Annual budgets range between US $20,000–$80,000, with most of this covering project participant expenses. We follow a per-capita model of funding, with final field grants provided based on the number of participants fielding on the project.

We do not fund:

  • scientist salaries
  • student tuition
  • institutional overhead
  • capital equipment
  • post-fielding data analysis

Funding is contingent on volunteer recruitment. We provide funding for 3* years, subject to passing an annual performance review. Funding is renewable, upon submitting a research renewal proposal, which undergoes external peer review.

*Mean years of support for 62 projects supported between 2008-2014 was 8.8. Some projects have received support for over three decades.

Due to safety concerns, we are unable to support any research projects in the following regions: Earthwatch “No Go” List, with no exceptions.

Earthwatch Requirements:

All PIs must have a PhD from an accredited academic institution in the area of study of the proposed project. Graduate students currently working on their PhD may have their faculty advisor submit a proposal for their research. The advisor must be listed and function as the PI of record and maintain all scientific oversight of the research until the student’s doctoral degree is awarded. All PIs must be affiliated with a university, government agency, or science-focused NGO.

All PIs who receive Earthwatch funding must complete the following documents:

  • Emergency response plan
  • Risk assessment
  • Expedition briefing
  • Annual field report

Your program manager will furnish details.

Earthwatch Participants:

Earthwatch recruits participants worldwide. Earthwatch projects are run in English and participants range from 15-80 years in age. Participants are non-specialists and are not required to have any previous experience prior to joining scientists afield.

Yes. Earthwatch works with the PIs that it supports to determine participant physical requirements (e.g., activity level) for the project.
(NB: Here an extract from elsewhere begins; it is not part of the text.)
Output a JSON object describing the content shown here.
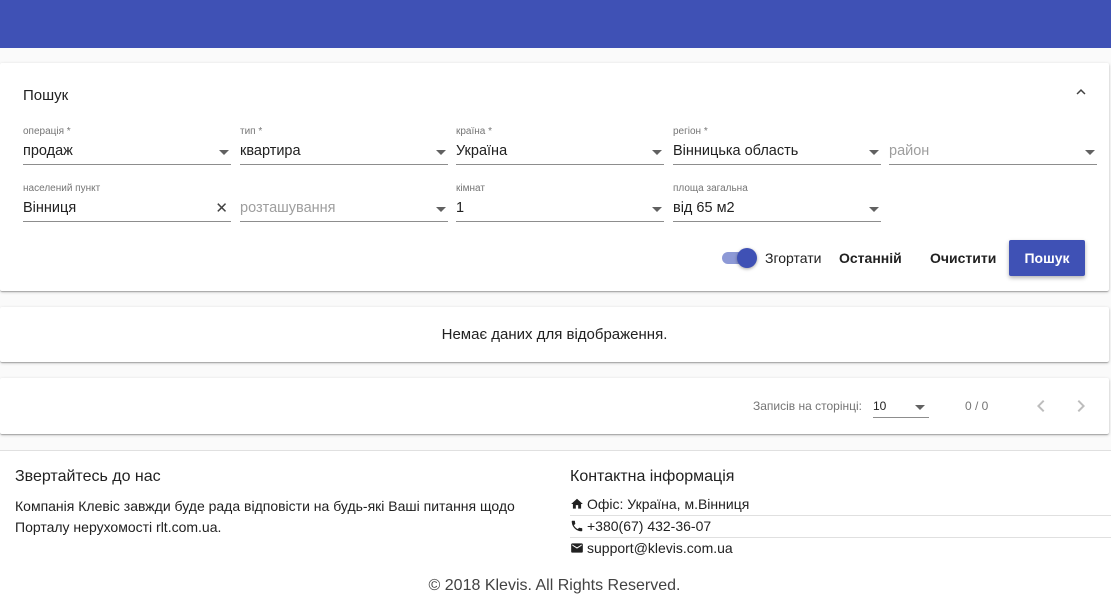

The fitness level required to participate, including swimming ability, is indicated on the project webpage and briefing.

Participants do not need previous research experience or skills. Earthwatch staff prepare participants for the field using materials developed by the PI and our organization, such as the project’s web content and briefing document. Briefings are viewable on project webpages: http://earthwatch.org/expeditions. PIs and their staff are responsible for training participants upon arrival to the field.

Earthwatch participants can greatly increase the data-gathering capacity of field-research projects. Participant tasks must directly contribute to research objectives and collect data that will be used for analysis. Participants typically are able to perform many of the ecological sampling tasks assigned to field technicians, such as:

  • distance sampling;
  • water quality monitoring;
  • animal tracking and focal observations;
  • sample collection and preparation for future lab analysis, including soil cores and plant specimens;
  • radio-tracking;
  • camera trap deployment, image recovery, and species cataloging;
  • BRUV monitoring and cataloging;
  • nest monitoring (birds and sea turtles);
  • assessing forest structure (measuring DBH, canopy cover, etc.);
  • field chores and equipment maintenance.

In addition, on numerous occasions Earthwatch participants with specific professional expertise— from computer programming to electronics to construction —have made valuable contributions to research efforts.

Miscellaneous:

Prior to submitting a pre-proposal, please address questions regarding applying for funding to the Research Department at research@earthwatch.org.

At the full proposal stage, your assigned program manager or research manager can respond to questions. The invitation you received when invited to submit a full proposal contains contact information for these individuals.